He would offer payment using a declined bank card, before making a dishonest excuse about a pending redundancy package, and leaving without making any subsequent attempt to pay.
Prosecutor Richard Potts said that Rogers had repaid just £100, only when confronted in the street by a member of staff from one of the venues.
Nicola May, mitigating, said Rogers had made full admissions and expressed regret following his arrest.
She said the father-of-two had started with the intention of paying, before realising he was able to commit further offences.
Miss May said the offences were partly motivated by escapism and a desire for Rogers to impress his partner.
She said Rogers had been using alcohol to self-medicate a decline in mental health – having previously being diagnosed with bipolar disorder – after voluntarily quitting work to look after his ailing father.
Judge Emma Peters said Rogers had not committed the offences out of desperation to survive, but had instead visited high-end establishments, ordering expensive menu items.
She said the trembling man in the dock cut a very different figure from the man who, for nine months, "lived the high life", regularly wining and dining.
"It's fair to say that, while other people were eating out to help out, you were eating out to help yourself," she added.
"These businesses were desperate. Their very survival was on the line – and you took advantage."
Following the hearing, Duncan Etchells, of the Operation Converter team, said: “The selfish actions of Rogers and his so called ‘dine and dash’ offending would have caused considerable distress and frustration to the proprietors of all the pubs, restaurants and other eateries he visited.
“These were businesses which, at the time, were no doubt struggling to make ends meet in the wake of the Covid pandemic, with the lockdown affecting the food and drink trade, so to see Rogers receive this sentence is very satisfying.”

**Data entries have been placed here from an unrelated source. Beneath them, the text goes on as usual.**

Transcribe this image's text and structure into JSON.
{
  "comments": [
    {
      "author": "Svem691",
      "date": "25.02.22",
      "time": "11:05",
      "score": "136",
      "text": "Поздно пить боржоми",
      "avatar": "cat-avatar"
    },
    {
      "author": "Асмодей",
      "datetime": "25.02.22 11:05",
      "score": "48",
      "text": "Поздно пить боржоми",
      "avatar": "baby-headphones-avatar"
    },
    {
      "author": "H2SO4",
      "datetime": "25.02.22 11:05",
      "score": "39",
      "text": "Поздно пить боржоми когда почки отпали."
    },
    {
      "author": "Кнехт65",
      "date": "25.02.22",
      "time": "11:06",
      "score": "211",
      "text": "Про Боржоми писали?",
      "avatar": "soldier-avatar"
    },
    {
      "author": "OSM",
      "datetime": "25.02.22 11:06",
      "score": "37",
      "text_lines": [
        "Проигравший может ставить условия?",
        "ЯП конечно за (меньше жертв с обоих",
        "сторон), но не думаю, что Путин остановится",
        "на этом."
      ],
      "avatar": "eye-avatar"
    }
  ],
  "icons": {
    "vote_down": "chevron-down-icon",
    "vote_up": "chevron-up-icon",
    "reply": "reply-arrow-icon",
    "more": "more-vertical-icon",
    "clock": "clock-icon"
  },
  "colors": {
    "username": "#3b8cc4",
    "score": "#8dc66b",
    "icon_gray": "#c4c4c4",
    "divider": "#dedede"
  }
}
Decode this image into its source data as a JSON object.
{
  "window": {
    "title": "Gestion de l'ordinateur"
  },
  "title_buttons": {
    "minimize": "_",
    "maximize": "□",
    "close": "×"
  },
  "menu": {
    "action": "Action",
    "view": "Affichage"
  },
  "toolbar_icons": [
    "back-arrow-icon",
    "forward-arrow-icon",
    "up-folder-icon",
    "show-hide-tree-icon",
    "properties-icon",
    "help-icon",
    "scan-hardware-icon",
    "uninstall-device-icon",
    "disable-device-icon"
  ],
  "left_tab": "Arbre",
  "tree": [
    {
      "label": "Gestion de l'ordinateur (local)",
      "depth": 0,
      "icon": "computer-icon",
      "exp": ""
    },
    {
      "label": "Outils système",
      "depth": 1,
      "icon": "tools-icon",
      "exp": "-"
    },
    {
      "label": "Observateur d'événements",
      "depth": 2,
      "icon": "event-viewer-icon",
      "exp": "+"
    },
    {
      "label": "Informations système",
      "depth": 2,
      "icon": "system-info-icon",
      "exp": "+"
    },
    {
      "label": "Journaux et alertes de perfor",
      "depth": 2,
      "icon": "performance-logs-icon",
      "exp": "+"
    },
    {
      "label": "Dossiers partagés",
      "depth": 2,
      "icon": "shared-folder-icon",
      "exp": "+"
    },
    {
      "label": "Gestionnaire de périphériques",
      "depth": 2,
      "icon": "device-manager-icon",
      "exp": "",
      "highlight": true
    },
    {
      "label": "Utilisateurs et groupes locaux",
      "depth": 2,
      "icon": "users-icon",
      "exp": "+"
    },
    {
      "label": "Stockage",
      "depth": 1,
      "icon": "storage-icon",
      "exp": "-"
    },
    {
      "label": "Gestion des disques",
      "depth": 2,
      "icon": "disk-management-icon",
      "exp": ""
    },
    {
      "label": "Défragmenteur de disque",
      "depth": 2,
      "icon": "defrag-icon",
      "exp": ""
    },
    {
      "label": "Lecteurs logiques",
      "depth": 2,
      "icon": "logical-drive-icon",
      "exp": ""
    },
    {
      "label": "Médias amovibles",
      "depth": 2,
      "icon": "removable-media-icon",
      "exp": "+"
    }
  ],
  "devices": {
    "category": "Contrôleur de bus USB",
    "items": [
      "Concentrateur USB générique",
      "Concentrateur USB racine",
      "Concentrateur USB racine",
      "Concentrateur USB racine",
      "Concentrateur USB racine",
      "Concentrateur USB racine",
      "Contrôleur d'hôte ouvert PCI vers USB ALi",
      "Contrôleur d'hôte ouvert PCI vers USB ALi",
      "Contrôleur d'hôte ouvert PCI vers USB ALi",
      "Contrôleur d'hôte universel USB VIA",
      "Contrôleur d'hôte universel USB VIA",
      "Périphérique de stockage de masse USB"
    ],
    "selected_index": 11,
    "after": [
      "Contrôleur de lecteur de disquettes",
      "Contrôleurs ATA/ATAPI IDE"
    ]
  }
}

Operation Converter is aimed at encouraging offenders to clear the slate, and give victims some peace of mind, by admitting other crimes and avoiding the possibility of arrest at the prison gates following their release.